By Candis Meredith
When it comes to a decision between flipping houses or renovate real estate to the extent that the renovation in question is more properly called a restoration, there are several points to consider. We have always been fond of Victorians, for example, yet I know how much work and expense restoration involves and how many unwelcome structural surprises might be uncovered. However, unlooked for construction problems can also be part of the effort to fix up and flip houses.
Factoids for Flippers
Profits are best, of course, during times when home sales prices are up. But location also figures in. Flipping houses is a more popular activity in Baltimore, Virginia Beach and other mid-Atlantic locations than it is in Houston or Denver. It therefore behooves someone interested in becoming a flipper to do some market research in the city under consideration.
Weighing the Challenges of Flipping
There are four key considerations:
• Locating a good house at a price low enough to make the deal worthwhile
• Finding contractors who will provide quality work at reasonable fees
• Accessibility to proper financing
• The ability to sell the house at a price that will cover expenses and provide sufficient profit
We recommend that potential flippers work out all the costs that will be involved in the venture, not just the improvement expenses.
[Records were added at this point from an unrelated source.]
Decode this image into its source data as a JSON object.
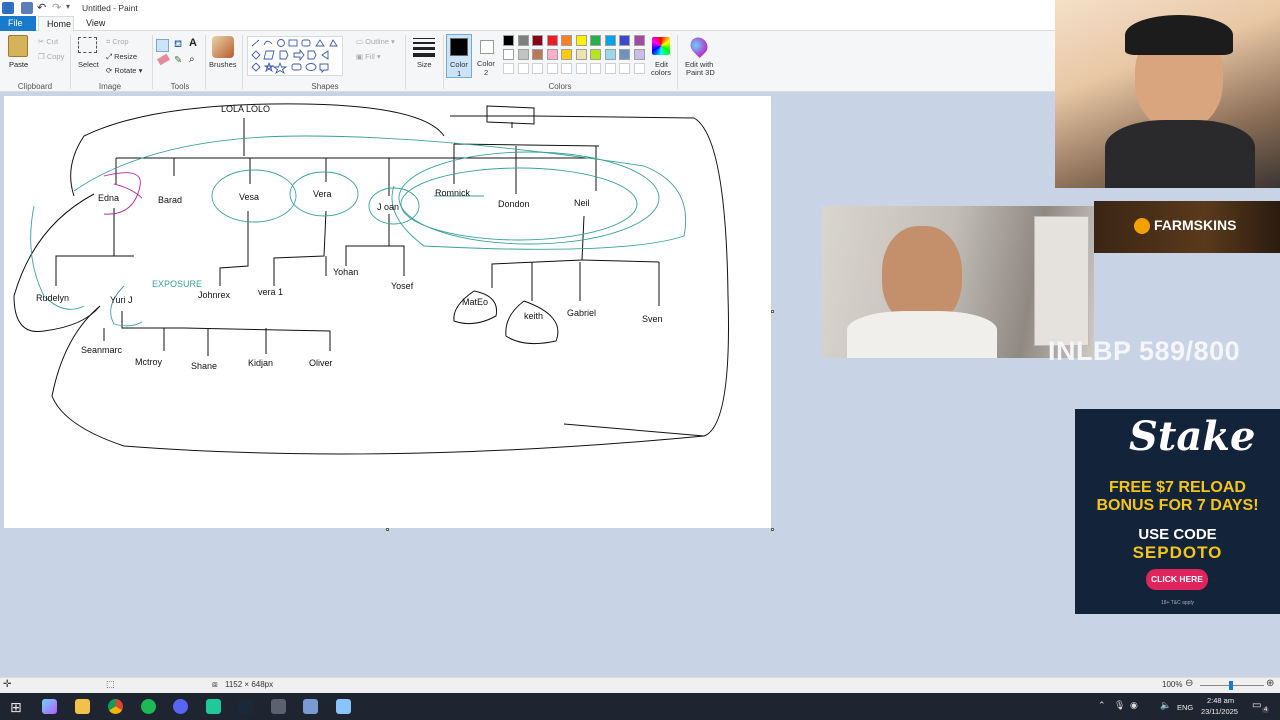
{
  "window": {
    "title": "Untitled - Paint"
  },
  "menu": {
    "file": "File",
    "home": "Home",
    "view": "View"
  },
  "ribbon": {
    "clipboard": {
      "paste": "Paste",
      "cut": "Cut",
      "copy": "Copy",
      "label": "Clipboard"
    },
    "image": {
      "select": "Select",
      "crop": "Crop",
      "resize": "Resize",
      "rotate": "Rotate",
      "label": "Image"
    },
    "tools": {
      "label": "Tools"
    },
    "brushes": {
      "label": "Brushes"
    },
    "shapes": {
      "outline": "Outline",
      "fill": "Fill",
      "label": "Shapes"
    },
    "size": {
      "label": "Size"
    },
    "color1": {
      "label": "Color",
      "num": "1"
    },
    "color2": {
      "label": "Color",
      "num": "2"
    },
    "colors": {
      "label": "Colors"
    },
    "edit_colors": {
      "line1": "Edit",
      "line2": "colors"
    },
    "edit_paint3d": {
      "line1": "Edit with",
      "line2": "Paint 3D"
    },
    "palette_row1": [
      "#000000",
      "#7f7f7f",
      "#880015",
      "#ed1c24",
      "#ff7f27",
      "#fff200",
      "#22b14c",
      "#00a2e8",
      "#3f48cc",
      "#a349a4"
    ],
    "palette_row2": [
      "#ffffff",
      "#c3c3c3",
      "#b97a57",
      "#ffaec9",
      "#ffc90e",
      "#efe4b0",
      "#b5e61d",
      "#99d9ea",
      "#7092be",
      "#c8bfe7"
    ]
  },
  "canvas": {
    "labels": {
      "root": "LOLA LOLO",
      "edna": "Edna",
      "barad": "Barad",
      "vesa": "Vesa",
      "vera": "Vera",
      "joan": "J oan",
      "romnick": "Romnick",
      "dondon": "Dondon",
      "neil": "Neil",
      "exposure": "EXPOSURE",
      "rudelyn": "Rudelyn",
      "yuri": "Yuri J",
      "johnrex": "Johnrex",
      "vera1": "vera 1",
      "yohan": "Yohan",
      "yosef": "Yosef",
      "mateo": "MatEo",
      "keith": "keith",
      "gabriel": "Gabriel",
      "sven": "Sven",
      "seanmarc": "Seanmarc",
      "mctroy": "Mctroy",
      "shane": "Shane",
      "kidjan": "Kidjan",
      "oliver": "Oliver"
    }
  },
  "status": {
    "dimensions": "1152 × 648px",
    "zoom": "100%"
  },
  "taskbar": {
    "lang": "ENG",
    "time": "2:48 am",
    "date": "23/11/2025",
    "notif": "4"
  },
  "overlay": {
    "counter": "INLBP 589/800",
    "farmskins": "FARMSKINS",
    "stake": {
      "logo": "Stake",
      "line1": "FREE $7 RELOAD",
      "line2": "BONUS FOR 7 DAYS!",
      "use_code": "USE CODE",
      "code": "SEPDOTO",
      "cta": "CLICK HERE",
      "fine": "18+ T&C apply"
    }
  }
}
For instance, there will be the cost of borrowed money to begin with, and the costs associated with the actual sale. Additionally, during the time flippers own the house, they will have to pay insurance, utilities and property taxes.
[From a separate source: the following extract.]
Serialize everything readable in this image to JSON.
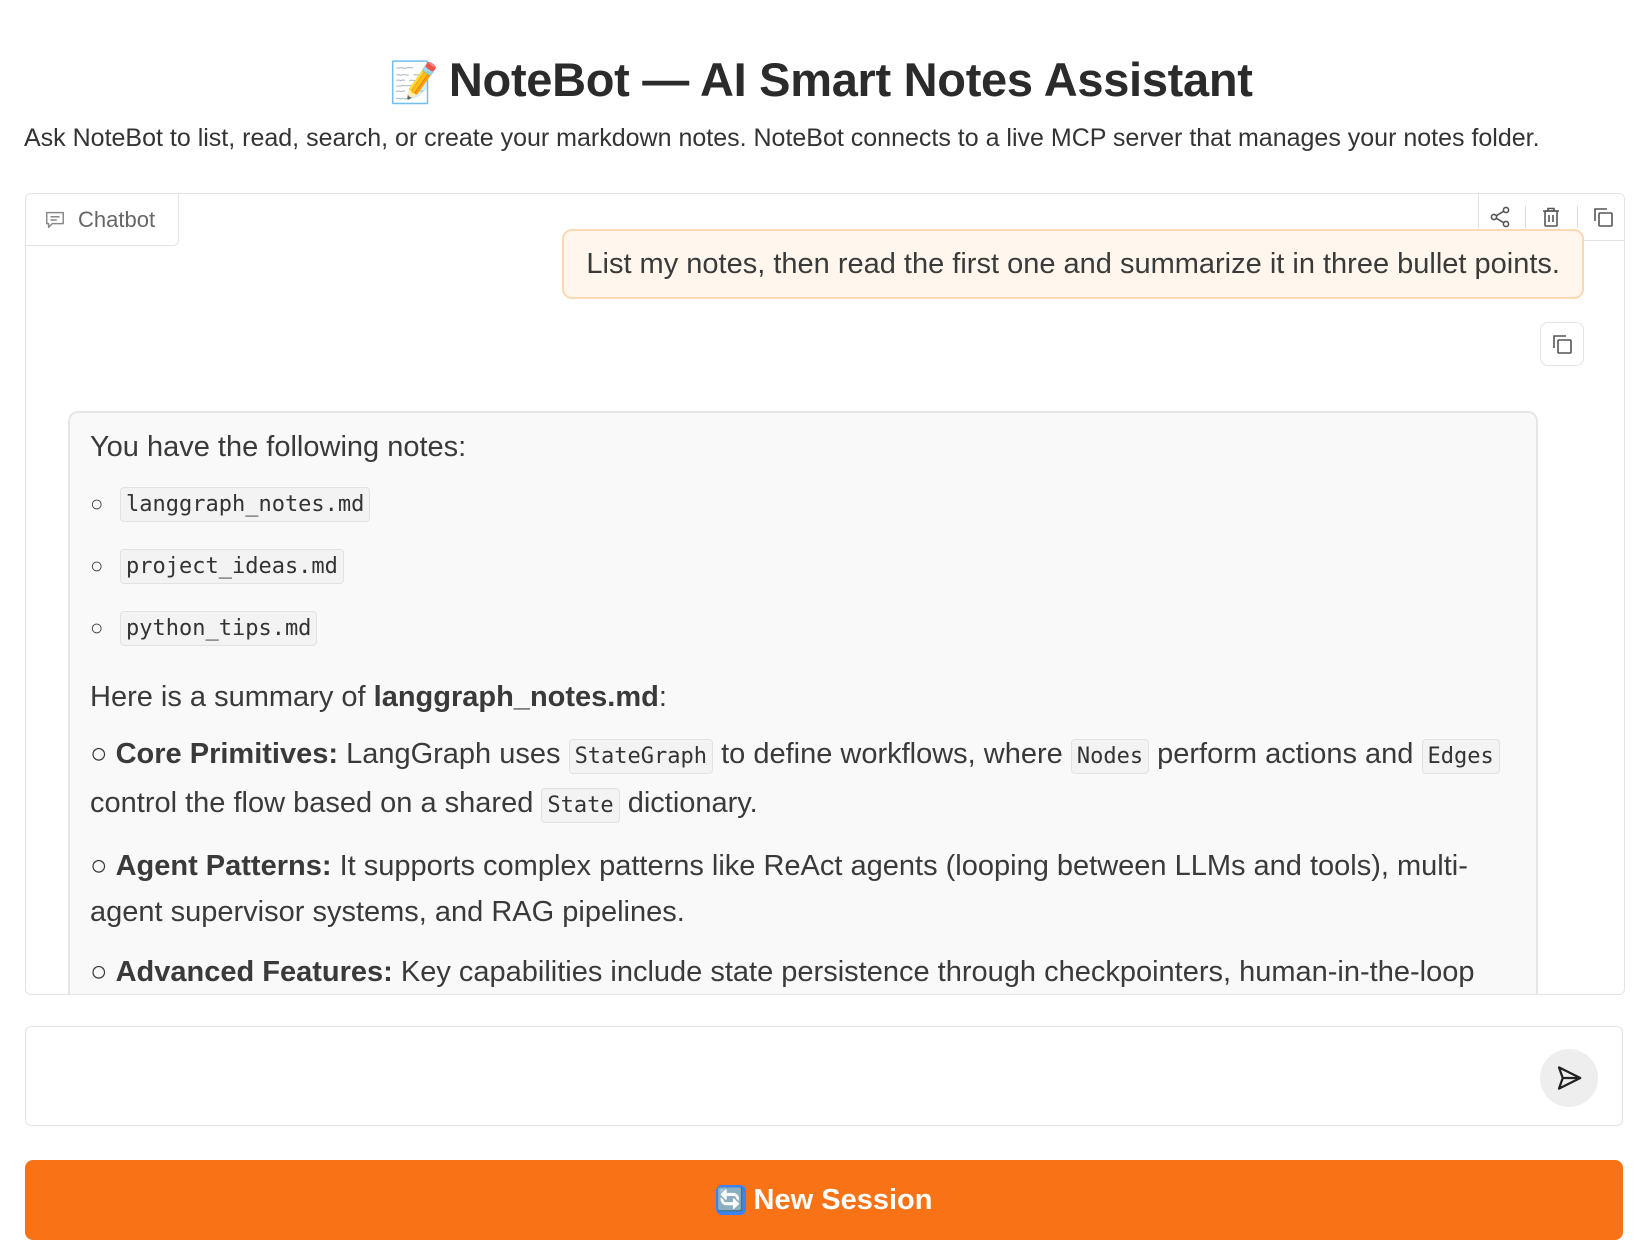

Going for Restoration
While it is entirely possible that older homes that have been restored could be flipped and a good profit realized, it seems more likely to me that, considering the painstaking work involved, the owner will want to keep such a home. Restoration will likely bring many challenges, but the results can be spectacular. It might involve a 200-year-old saltbox or a 1950s ranch, but bringing an older home back to its best years is often an effort entered into with equal parts of determination, energy and love.
A Good Restoration Requires a Good Plan
The best advice I’ve ever heard, once the decision to restore a home has been made, is to develop a thorough plan for the job. This is especially important if the homeowner is going to live in the house while the work is going on. For example, provisions for cooking would have to be made while the kitchen is undergoing renovation, and one bathroom has to be available while others are being updated.
There are many more considerations, of course, and each restoration has its own set of problems to be faced. The best idea is to make a detailed road map on paper first. A good plan will make a great deal of difference in how smoothly and efficiently the actual work will be handled.